Data excerpts
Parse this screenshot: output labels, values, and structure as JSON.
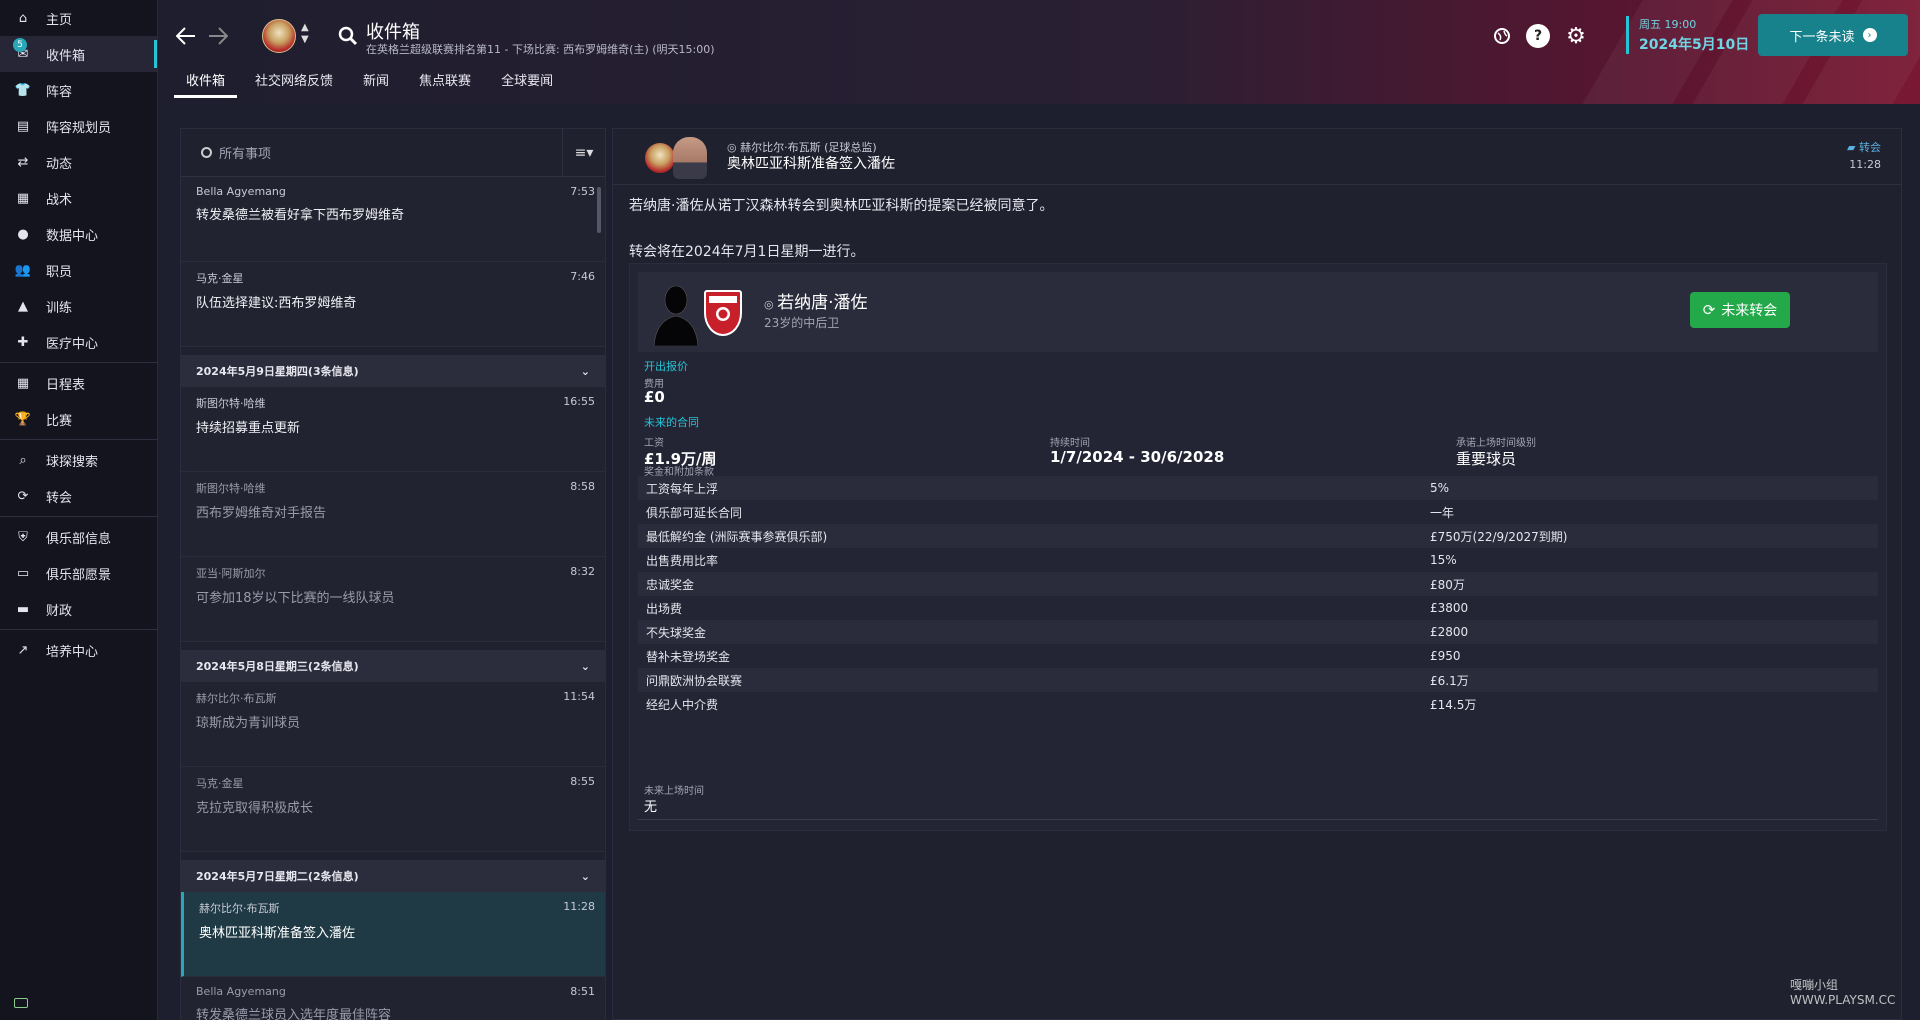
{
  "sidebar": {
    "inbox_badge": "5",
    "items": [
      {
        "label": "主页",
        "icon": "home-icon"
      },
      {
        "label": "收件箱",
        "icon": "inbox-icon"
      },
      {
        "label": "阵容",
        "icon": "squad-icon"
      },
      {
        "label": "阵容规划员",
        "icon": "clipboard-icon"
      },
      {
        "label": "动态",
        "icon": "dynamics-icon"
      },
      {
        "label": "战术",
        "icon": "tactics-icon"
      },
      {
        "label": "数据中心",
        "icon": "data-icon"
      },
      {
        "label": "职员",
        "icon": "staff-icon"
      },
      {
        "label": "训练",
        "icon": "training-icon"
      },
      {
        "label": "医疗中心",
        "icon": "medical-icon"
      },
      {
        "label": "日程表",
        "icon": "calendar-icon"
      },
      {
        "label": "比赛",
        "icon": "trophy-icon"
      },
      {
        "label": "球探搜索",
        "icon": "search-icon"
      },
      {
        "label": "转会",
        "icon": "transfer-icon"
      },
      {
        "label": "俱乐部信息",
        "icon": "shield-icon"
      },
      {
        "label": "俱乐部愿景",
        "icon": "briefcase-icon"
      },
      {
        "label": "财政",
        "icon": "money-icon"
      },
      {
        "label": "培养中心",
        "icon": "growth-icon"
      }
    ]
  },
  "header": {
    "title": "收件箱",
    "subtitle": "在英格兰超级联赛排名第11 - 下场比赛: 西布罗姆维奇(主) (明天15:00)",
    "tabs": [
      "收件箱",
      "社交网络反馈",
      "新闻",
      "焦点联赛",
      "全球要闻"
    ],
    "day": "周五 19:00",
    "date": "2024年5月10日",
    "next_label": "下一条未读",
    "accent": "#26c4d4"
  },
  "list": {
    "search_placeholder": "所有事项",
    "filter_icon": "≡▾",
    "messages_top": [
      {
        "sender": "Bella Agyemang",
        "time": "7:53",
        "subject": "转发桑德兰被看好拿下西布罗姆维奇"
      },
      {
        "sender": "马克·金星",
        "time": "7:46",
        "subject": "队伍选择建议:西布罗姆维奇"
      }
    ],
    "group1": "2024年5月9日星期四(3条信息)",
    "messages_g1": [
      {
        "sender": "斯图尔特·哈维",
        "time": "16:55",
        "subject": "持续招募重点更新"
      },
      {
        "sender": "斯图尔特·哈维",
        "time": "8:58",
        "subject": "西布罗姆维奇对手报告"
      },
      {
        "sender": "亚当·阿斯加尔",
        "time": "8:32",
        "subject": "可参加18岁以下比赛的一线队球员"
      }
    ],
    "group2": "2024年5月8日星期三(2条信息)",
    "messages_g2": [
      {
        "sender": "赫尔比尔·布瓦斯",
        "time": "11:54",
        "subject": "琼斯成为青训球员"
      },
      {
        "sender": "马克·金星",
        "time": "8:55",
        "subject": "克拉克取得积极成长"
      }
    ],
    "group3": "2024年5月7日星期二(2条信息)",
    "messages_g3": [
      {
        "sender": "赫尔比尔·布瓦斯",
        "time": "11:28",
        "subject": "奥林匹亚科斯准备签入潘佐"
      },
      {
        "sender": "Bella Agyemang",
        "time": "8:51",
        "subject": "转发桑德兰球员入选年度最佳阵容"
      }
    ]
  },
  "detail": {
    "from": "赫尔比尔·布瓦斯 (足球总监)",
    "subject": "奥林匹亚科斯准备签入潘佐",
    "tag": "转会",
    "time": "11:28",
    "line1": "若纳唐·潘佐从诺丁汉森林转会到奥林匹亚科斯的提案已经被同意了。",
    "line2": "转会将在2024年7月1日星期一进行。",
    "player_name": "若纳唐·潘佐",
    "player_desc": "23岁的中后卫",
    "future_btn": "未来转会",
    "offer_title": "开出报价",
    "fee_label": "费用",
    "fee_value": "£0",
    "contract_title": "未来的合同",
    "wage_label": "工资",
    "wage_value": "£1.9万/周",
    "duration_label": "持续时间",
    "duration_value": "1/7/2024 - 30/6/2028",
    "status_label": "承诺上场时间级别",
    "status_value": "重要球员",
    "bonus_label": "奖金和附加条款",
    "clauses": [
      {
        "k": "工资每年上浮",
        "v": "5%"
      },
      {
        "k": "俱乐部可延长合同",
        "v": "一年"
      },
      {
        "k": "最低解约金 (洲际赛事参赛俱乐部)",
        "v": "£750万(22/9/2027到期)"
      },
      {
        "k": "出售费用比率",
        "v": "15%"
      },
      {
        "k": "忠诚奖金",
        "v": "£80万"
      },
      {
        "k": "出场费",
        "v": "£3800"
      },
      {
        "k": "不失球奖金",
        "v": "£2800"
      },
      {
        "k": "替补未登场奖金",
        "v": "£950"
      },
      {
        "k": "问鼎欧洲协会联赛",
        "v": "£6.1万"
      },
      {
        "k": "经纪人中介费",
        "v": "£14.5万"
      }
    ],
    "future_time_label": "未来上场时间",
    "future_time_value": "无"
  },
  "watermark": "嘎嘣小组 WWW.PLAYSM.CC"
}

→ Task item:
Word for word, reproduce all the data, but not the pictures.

→ Solution:
Parse this screenshot: output labels, values, and structure as JSON.
{
  "sidebar": {
    "inbox_badge": "5",
    "items": [
      {
        "label": "主页",
        "icon": "home-icon"
      },
      {
        "label": "收件箱",
        "icon": "inbox-icon"
      },
      {
        "label": "阵容",
        "icon": "squad-icon"
      },
      {
        "label": "阵容规划员",
        "icon": "clipboard-icon"
      },
      {
        "label": "动态",
        "icon": "dynamics-icon"
      },
      {
        "label": "战术",
        "icon": "tactics-icon"
      },
      {
        "label": "数据中心",
        "icon": "data-icon"
      },
      {
        "label": "职员",
        "icon": "staff-icon"
      },
      {
        "label": "训练",
        "icon": "training-icon"
      },
      {
        "label": "医疗中心",
        "icon": "medical-icon"
      },
      {
        "label": "日程表",
        "icon": "calendar-icon"
      },
      {
        "label": "比赛",
        "icon": "trophy-icon"
      },
      {
        "label": "球探搜索",
        "icon": "search-icon"
      },
      {
        "label": "转会",
        "icon": "transfer-icon"
      },
      {
        "label": "俱乐部信息",
        "icon": "shield-icon"
      },
      {
        "label": "俱乐部愿景",
        "icon": "briefcase-icon"
      },
      {
        "label": "财政",
        "icon": "money-icon"
      },
      {
        "label": "培养中心",
        "icon": "growth-icon"
      }
    ]
  },
  "header": {
    "title": "收件箱",
    "subtitle": "在英格兰超级联赛排名第11 - 下场比赛: 西布罗姆维奇(主) (明天15:00)",
    "tabs": [
      "收件箱",
      "社交网络反馈",
      "新闻",
      "焦点联赛",
      "全球要闻"
    ],
    "day": "周五 19:00",
    "date": "2024年5月10日",
    "next_label": "下一条未读",
    "accent": "#26c4d4"
  },
  "list": {
    "search_placeholder": "所有事项",
    "filter_icon": "≡▾",
    "messages_top": [
      {
        "sender": "Bella Agyemang",
        "time": "7:53",
        "subject": "转发桑德兰被看好拿下西布罗姆维奇"
      },
      {
        "sender": "马克·金星",
        "time": "7:46",
        "subject": "队伍选择建议:西布罗姆维奇"
      }
    ],
    "group1": "2024年5月9日星期四(3条信息)",
    "messages_g1": [
      {
        "sender": "斯图尔特·哈维",
        "time": "16:55",
        "subject": "持续招募重点更新"
      },
      {
        "sender": "斯图尔特·哈维",
        "time": "8:58",
        "subject": "西布罗姆维奇对手报告"
      },
      {
        "sender": "亚当·阿斯加尔",
        "time": "8:32",
        "subject": "可参加18岁以下比赛的一线队球员"
      }
    ],
    "group2": "2024年5月8日星期三(2条信息)",
    "messages_g2": [
      {
        "sender": "赫尔比尔·布瓦斯",
        "time": "11:54",
        "subject": "琼斯成为青训球员"
      },
      {
        "sender": "马克·金星",
        "time": "8:55",
        "subject": "克拉克取得积极成长"
      }
    ],
    "group3": "2024年5月7日星期二(2条信息)",
    "messages_g3": [
      {
        "sender": "赫尔比尔·布瓦斯",
        "time": "11:28",
        "subject": "奥林匹亚科斯准备签入潘佐"
      },
      {
        "sender": "Bella Agyemang",
        "time": "8:51",
        "subject": "转发桑德兰球员入选年度最佳阵容"
      }
    ]
  },
  "detail": {
    "from": "赫尔比尔·布瓦斯 (足球总监)",
    "subject": "奥林匹亚科斯准备签入潘佐",
    "tag": "转会",
    "time": "11:28",
    "line1": "若纳唐·潘佐从诺丁汉森林转会到奥林匹亚科斯的提案已经被同意了。",
    "line2": "转会将在2024年7月1日星期一进行。",
    "player_name": "若纳唐·潘佐",
    "player_desc": "23岁的中后卫",
    "future_btn": "未来转会",
    "offer_title": "开出报价",
    "fee_label": "费用",
    "fee_value": "£0",
    "contract_title": "未来的合同",
    "wage_label": "工资",
    "wage_value": "£1.9万/周",
    "duration_label": "持续时间",
    "duration_value": "1/7/2024 - 30/6/2028",
    "status_label": "承诺上场时间级别",
    "status_value": "重要球员",
    "bonus_label": "奖金和附加条款",
    "clauses": [
      {
        "k": "工资每年上浮",
        "v": "5%"
      },
      {
        "k": "俱乐部可延长合同",
        "v": "一年"
      },
      {
        "k": "最低解约金 (洲际赛事参赛俱乐部)",
        "v": "£750万(22/9/2027到期)"
      },
      {
        "k": "出售费用比率",
        "v": "15%"
      },
      {
        "k": "忠诚奖金",
        "v": "£80万"
      },
      {
        "k": "出场费",
        "v": "£3800"
      },
      {
        "k": "不失球奖金",
        "v": "£2800"
      },
      {
        "k": "替补未登场奖金",
        "v": "£950"
      },
      {
        "k": "问鼎欧洲协会联赛",
        "v": "£6.1万"
      },
      {
        "k": "经纪人中介费",
        "v": "£14.5万"
      }
    ],
    "future_time_label": "未来上场时间",
    "future_time_value": "无"
  },
  "watermark": "嘎嘣小组 WWW.PLAYSM.CC"
}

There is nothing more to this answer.